▶ [Exercise]: Where does the word "title" show up in the data? Please find each such line and copy it.
-----
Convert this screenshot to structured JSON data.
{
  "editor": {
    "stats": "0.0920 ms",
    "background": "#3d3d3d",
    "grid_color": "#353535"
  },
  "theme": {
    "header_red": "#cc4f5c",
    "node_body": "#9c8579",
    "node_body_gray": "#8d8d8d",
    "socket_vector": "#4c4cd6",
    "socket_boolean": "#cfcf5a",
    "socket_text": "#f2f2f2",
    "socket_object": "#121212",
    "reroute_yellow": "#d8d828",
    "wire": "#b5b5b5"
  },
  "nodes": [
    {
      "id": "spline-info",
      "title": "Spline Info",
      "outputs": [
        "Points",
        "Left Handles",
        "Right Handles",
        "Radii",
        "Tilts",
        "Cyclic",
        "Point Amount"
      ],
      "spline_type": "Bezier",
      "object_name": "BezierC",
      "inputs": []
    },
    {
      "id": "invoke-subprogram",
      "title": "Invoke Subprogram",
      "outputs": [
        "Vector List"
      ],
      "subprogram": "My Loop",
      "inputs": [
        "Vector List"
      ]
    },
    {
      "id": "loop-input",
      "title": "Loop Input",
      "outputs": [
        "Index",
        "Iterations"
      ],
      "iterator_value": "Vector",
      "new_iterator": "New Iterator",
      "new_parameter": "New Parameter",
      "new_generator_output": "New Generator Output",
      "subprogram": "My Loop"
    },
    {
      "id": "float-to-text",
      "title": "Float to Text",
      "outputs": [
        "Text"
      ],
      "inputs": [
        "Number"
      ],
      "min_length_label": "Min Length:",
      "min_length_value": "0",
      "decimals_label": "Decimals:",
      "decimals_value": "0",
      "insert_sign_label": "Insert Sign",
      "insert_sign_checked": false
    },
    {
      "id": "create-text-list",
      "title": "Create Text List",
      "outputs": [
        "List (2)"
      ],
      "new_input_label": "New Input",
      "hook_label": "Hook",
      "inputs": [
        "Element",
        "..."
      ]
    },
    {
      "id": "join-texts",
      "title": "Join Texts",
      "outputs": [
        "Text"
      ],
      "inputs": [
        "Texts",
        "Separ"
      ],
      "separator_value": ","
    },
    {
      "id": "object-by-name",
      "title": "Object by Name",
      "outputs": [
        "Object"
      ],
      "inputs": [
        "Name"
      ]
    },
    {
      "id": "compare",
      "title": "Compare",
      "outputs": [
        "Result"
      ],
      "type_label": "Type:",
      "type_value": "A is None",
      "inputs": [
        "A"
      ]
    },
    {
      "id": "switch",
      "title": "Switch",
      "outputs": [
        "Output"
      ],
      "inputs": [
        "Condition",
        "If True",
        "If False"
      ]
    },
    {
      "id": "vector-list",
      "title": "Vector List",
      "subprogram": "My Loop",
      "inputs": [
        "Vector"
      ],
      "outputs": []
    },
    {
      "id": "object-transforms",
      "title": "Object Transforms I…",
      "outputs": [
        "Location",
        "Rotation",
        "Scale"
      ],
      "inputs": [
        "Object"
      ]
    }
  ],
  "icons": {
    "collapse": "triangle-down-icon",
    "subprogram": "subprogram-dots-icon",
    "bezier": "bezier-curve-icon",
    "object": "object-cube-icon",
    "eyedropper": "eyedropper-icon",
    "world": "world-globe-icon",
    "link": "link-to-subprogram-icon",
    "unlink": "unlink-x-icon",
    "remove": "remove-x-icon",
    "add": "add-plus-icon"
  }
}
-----
▶ [Exercise answer]:
      "title": "Spline Info",
      "title": "Invoke Subprogram",
      "title": "Loop Input",
      "title": "Float to Text",
      "title": "Create Text List",
      "title": "Join Texts",
      "title": "Object by Name",
      "title": "Compare",
      "title": "Switch",
      "title": "Vector List",
      "title": "Object Transforms I…",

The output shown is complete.